In general, we use Chicago style, but we also accept other recognized styles such as MLA and American Psychological Association, which are based on putting page references in the text and bibliography at the end of the article. Our preference is to have style consistent across a given issue and to leave the decision about which style to use (which may depend on the disciplinary focus of the issue) up to the special editor.
Please Note: Please do not auto-number your endnote references but insert the reference number ‘manually’ in both the text, and in the Notes. Auto-numbering creates difficulty for those putting the document online.
7. Technical Guidelines – Submissions
Text: Text should be formatted in either rich text format (RTF) or HTML 4.0. Use single spacing and left-alignment. Do not use tabs at any time. Mark paragraph breaks with one extra “hard return”. Do not use bold or underlining at any time: for emphasis or titles, use italics.
Images: If your article is an entire image or the image is central to understanding the rest of the text, then the image should be a minimum of 300 dpi and in TIFF version 6 uncompressed (.tif) file format.
Supplemental Images: Images should be sent as separate files as either GIF or JPG. Do not embed images into word documents.
Audio: Audio files should be submitted in either Free Lossless Audio Codec (FLAC) (.flac) or Waveform Audio Format (WAV) (.wav). Transcript files are recommended but not required. Follow text guidelines for transcripts.
Supplemental audio: Non-critical audio files may be submitted in MPEG-1 Audio Layer 3 (.mp3) format.
Video: Video files should be submitted in either MPEG-4 High Profile (.mp4) or JPEG 2000 (.mj2). Transcript files are recommended but not required. Follow text guidelines for transcripts.

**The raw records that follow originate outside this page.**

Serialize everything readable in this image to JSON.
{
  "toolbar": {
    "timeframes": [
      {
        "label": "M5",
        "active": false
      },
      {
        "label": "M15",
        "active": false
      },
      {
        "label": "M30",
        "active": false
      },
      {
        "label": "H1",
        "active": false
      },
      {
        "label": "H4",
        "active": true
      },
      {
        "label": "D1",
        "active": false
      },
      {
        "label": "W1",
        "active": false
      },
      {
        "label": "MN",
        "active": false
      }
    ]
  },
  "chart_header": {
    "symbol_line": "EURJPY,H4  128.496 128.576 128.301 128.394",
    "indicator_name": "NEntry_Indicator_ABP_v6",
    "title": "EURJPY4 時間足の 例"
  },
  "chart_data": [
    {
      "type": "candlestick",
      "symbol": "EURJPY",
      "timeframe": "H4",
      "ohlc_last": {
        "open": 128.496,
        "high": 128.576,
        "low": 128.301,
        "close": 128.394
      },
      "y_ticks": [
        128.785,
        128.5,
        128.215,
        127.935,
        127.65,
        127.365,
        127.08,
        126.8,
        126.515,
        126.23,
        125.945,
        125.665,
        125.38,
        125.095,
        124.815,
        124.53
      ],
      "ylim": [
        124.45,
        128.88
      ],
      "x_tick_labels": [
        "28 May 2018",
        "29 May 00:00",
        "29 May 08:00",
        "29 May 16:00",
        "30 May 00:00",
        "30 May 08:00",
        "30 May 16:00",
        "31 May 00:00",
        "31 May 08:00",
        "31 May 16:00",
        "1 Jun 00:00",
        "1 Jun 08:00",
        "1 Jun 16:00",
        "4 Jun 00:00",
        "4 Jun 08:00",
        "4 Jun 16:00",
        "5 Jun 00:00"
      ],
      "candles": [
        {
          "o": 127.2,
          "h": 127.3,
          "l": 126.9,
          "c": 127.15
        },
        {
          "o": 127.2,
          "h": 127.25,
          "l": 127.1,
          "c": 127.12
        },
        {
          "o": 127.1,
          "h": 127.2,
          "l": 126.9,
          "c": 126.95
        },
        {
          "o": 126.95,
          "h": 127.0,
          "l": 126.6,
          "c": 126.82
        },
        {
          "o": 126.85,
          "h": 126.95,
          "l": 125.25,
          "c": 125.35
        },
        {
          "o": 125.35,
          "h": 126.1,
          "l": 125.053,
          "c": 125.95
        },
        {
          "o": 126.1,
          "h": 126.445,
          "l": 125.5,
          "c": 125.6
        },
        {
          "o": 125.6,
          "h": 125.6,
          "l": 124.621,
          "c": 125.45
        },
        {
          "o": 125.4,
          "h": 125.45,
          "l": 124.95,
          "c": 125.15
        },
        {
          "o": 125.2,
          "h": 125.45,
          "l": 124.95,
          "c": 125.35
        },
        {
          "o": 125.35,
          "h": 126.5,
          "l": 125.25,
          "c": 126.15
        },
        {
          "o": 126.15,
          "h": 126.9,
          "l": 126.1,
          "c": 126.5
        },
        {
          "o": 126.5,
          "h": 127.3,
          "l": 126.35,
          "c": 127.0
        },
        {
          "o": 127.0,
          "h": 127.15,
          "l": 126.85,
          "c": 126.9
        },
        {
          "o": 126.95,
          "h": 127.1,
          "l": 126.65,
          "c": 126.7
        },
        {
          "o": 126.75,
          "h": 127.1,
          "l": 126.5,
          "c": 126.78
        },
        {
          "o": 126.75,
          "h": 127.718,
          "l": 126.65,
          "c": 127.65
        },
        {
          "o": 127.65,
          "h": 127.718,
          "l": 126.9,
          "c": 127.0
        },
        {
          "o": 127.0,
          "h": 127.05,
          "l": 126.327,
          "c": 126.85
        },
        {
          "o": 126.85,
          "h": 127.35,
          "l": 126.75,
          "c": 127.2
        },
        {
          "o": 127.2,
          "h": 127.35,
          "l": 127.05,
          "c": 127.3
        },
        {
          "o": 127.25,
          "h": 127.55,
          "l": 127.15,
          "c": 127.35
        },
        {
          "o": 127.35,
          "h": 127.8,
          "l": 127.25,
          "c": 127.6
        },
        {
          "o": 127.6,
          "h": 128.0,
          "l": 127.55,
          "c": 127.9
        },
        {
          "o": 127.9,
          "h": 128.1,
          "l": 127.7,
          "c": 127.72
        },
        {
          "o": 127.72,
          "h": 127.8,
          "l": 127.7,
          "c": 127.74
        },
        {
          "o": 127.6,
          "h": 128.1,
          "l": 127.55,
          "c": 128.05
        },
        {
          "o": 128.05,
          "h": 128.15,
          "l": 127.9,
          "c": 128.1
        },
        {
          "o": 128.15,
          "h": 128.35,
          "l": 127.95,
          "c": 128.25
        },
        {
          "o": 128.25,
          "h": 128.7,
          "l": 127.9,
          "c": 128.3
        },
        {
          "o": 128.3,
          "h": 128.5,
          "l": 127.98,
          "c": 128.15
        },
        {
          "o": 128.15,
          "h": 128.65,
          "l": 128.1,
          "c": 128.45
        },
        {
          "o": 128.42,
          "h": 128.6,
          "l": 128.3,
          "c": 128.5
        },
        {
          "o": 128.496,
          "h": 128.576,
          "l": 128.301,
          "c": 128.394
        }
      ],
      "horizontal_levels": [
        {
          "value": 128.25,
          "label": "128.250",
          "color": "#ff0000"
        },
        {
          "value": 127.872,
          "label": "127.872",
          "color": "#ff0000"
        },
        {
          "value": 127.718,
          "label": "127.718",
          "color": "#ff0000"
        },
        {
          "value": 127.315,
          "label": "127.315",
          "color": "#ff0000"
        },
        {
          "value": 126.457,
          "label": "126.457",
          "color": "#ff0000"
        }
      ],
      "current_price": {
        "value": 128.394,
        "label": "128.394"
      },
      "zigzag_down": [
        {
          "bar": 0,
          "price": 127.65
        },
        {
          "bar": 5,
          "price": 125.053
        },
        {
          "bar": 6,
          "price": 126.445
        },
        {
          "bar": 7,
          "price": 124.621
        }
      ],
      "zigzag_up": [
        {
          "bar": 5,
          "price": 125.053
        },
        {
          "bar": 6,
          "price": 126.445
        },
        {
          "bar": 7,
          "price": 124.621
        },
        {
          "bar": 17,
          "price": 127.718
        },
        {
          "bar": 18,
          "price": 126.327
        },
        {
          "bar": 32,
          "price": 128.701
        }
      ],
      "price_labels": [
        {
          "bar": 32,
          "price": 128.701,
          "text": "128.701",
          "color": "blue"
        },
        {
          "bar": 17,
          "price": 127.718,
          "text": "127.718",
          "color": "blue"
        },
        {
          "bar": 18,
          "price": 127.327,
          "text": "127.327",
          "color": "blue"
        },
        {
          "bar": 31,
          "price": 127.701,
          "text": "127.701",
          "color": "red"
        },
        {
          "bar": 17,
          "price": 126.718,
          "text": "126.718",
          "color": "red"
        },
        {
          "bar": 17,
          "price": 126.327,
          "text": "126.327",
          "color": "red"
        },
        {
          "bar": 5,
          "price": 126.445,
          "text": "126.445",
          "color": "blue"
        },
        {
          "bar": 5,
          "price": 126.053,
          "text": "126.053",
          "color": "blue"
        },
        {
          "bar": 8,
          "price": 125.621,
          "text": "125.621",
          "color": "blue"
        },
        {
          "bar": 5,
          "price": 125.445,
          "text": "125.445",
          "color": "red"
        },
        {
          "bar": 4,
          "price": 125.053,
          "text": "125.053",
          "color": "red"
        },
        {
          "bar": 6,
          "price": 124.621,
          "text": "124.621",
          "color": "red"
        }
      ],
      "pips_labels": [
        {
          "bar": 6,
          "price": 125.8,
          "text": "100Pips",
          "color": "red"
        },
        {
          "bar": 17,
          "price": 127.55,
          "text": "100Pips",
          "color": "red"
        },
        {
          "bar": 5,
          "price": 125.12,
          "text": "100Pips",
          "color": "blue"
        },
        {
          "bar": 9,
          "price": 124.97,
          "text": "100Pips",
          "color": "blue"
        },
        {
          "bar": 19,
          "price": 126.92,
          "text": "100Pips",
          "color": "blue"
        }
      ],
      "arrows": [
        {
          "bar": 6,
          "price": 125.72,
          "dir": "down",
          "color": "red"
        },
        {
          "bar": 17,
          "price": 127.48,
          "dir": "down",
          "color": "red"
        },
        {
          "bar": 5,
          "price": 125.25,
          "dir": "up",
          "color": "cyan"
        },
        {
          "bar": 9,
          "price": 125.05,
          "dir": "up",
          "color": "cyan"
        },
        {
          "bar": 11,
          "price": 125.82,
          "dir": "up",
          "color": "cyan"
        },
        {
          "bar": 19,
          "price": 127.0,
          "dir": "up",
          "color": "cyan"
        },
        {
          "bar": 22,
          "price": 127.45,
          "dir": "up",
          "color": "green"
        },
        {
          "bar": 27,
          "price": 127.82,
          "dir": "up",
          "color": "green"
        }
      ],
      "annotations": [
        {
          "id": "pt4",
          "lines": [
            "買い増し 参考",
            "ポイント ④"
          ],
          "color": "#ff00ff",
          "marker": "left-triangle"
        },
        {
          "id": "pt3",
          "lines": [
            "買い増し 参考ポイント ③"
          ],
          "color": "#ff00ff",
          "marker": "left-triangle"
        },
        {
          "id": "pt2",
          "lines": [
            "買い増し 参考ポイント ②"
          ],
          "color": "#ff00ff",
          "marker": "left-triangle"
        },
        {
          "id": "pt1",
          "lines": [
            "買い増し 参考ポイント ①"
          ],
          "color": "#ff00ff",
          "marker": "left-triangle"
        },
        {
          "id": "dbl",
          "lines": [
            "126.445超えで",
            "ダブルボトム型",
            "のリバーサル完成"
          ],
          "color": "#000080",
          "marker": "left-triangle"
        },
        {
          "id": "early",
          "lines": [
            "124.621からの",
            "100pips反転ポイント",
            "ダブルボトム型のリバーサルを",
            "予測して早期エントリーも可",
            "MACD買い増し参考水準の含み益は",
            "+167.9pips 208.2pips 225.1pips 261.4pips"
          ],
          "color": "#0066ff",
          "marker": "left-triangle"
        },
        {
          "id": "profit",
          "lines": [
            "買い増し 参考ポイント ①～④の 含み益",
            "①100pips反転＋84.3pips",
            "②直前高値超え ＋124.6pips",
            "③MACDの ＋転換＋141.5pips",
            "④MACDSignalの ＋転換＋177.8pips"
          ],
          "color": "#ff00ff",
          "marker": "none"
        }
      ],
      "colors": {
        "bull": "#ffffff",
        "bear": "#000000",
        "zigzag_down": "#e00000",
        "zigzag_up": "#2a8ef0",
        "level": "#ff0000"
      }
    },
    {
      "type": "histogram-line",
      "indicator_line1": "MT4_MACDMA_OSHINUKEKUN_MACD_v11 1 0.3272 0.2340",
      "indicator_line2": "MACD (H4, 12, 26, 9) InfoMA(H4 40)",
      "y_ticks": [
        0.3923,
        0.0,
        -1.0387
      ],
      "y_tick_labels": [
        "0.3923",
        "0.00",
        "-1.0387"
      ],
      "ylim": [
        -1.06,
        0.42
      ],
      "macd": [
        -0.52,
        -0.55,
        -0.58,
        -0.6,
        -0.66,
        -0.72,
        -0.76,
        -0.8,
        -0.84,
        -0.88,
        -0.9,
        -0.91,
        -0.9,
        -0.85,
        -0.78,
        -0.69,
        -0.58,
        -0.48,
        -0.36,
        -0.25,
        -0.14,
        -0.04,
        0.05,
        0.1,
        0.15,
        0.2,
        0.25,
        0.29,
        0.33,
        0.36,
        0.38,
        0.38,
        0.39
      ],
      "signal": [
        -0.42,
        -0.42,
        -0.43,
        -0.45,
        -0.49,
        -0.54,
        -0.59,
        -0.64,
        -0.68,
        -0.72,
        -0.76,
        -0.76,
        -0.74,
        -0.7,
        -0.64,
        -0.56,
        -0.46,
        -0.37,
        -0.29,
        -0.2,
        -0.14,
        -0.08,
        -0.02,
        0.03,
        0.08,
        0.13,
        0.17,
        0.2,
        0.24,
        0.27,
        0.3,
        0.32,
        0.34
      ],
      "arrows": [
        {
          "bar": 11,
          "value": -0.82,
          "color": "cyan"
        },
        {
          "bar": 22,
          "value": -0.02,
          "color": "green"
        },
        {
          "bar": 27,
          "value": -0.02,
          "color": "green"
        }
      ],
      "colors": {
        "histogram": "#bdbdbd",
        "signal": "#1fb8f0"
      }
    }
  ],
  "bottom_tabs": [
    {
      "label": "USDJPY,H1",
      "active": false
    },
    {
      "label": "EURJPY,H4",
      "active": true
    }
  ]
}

Interactive: Interactive media files such as Flash may be submitted; however, rtf files for the text, individual image, audio, video and other components should be submitted, as well. A brief narrative description of the context and how the elements interact should also be provided.